EU fines Apple $2bn after Spotify complaint

The European Union has levied a record-breaking antitrust fine of over 1.8 billion euros ($1.95bn) against Apple, prompted by a complaint from music streaming giant Spotify. This marks the first-ever antitrust penalty imposed on the tech behemoth by Brussels.

Apple swiftly pledged to contest the penalty, emphasizing its intention to appeal the decision. The European Commission initiated the charge after Spotify raised concerns in 2019, alleging that Apple hindered music-streaming services from informing users about payment alternatives outside its App Store.

Margrethe Vestager, the EU’s antitrust chief, rebuked Apple’s actions, stating that for a decade, the company abused its dominant market position by limiting developers from informing consumers about cheaper music services available outside its ecosystem. She condemned this practice as illegal under EU antitrust regulations.

In response, Apple criticized the EU’s ruling, asserting that it would challenge the decision in court. The company argued against the existence of credible evidence of consumer harm and highlighted the thriving competitiveness of the market.

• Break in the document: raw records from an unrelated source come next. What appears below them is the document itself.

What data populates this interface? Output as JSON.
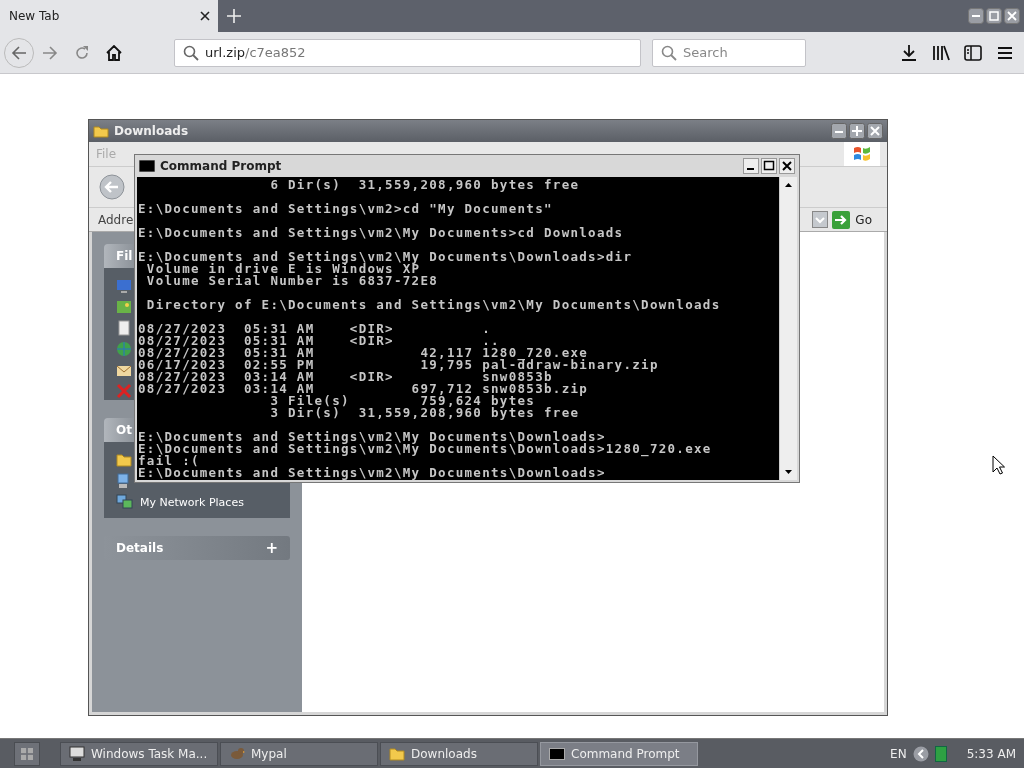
{
  "browser": {
    "tabs": [
      {
        "label": "New Tab",
        "selected": true
      }
    ],
    "url": {
      "host": "url.zip",
      "path": "/c7ea852"
    },
    "search": {
      "placeholder": "Search"
    }
  },
  "explorer_window": {
    "title": "Downloads",
    "menu": [
      "File"
    ],
    "address_label": "Addre",
    "go_button": "Go",
    "panels": [
      {
        "title": "Fil",
        "kind": "tasks"
      },
      {
        "title": "Ot",
        "kind": "places",
        "items": [
          "My Network Places"
        ]
      },
      {
        "title": "Details",
        "kind": "collapsed",
        "toggle": "+"
      }
    ]
  },
  "console_window": {
    "title": "Command Prompt",
    "blocks": [
      [
        "               6 Dir(s)  31,559,208,960 bytes free"
      ],
      [
        "E:\\Documents and Settings\\vm2>cd \"My Documents\""
      ],
      [
        "E:\\Documents and Settings\\vm2\\My Documents>cd Downloads"
      ],
      [
        "E:\\Documents and Settings\\vm2\\My Documents\\Downloads>dir",
        " Volume in drive E is Windows XP",
        " Volume Serial Number is 6837-72E8"
      ],
      [
        " Directory of E:\\Documents and Settings\\vm2\\My Documents\\Downloads"
      ],
      [
        "08/27/2023  05:31 AM    <DIR>          .",
        "08/27/2023  05:31 AM    <DIR>          ..",
        "08/27/2023  05:31 AM            42,117 1280_720.exe",
        "06/17/2023  02:55 PM            19,795 pal-ddraw-binary.zip",
        "08/27/2023  03:14 AM    <DIR>          snw0853b",
        "08/27/2023  03:14 AM           697,712 snw0853b.zip",
        "               3 File(s)        759,624 bytes",
        "               3 Dir(s)  31,559,208,960 bytes free"
      ],
      [
        "E:\\Documents and Settings\\vm2\\My Documents\\Downloads>",
        "E:\\Documents and Settings\\vm2\\My Documents\\Downloads>1280_720.exe",
        "fail :(",
        "E:\\Documents and Settings\\vm2\\My Documents\\Downloads>"
      ]
    ]
  },
  "taskbar": {
    "items": [
      {
        "label": "Windows Task Ma...",
        "kind": "monitor",
        "selected": false
      },
      {
        "label": "Mypal",
        "kind": "browser",
        "selected": false
      },
      {
        "label": "Downloads",
        "kind": "folder",
        "selected": false
      },
      {
        "label": "Command Prompt",
        "kind": "console",
        "selected": true
      }
    ],
    "language": "EN",
    "clock": "5:33 AM"
  }
}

The EU’s move reflects its broader crackdown on Big Tech firms, with previous multibillion-dollar fines imposed on Google and Meta for antitrust violations. Apple’s fine, though substantial, represents only a fraction of the penalties imposed on Google over the past decade.

Vestager has also initiated a separate antitrust probe into Apple’s mobile payments service, with the tech giant offering concessions to settle the matter. The order for Apple to lift its App Store restrictions aligns with the requirements of the Digital Markets Act, underscoring the EU’s commitment to fostering fair competition in the digital realm.– Web desk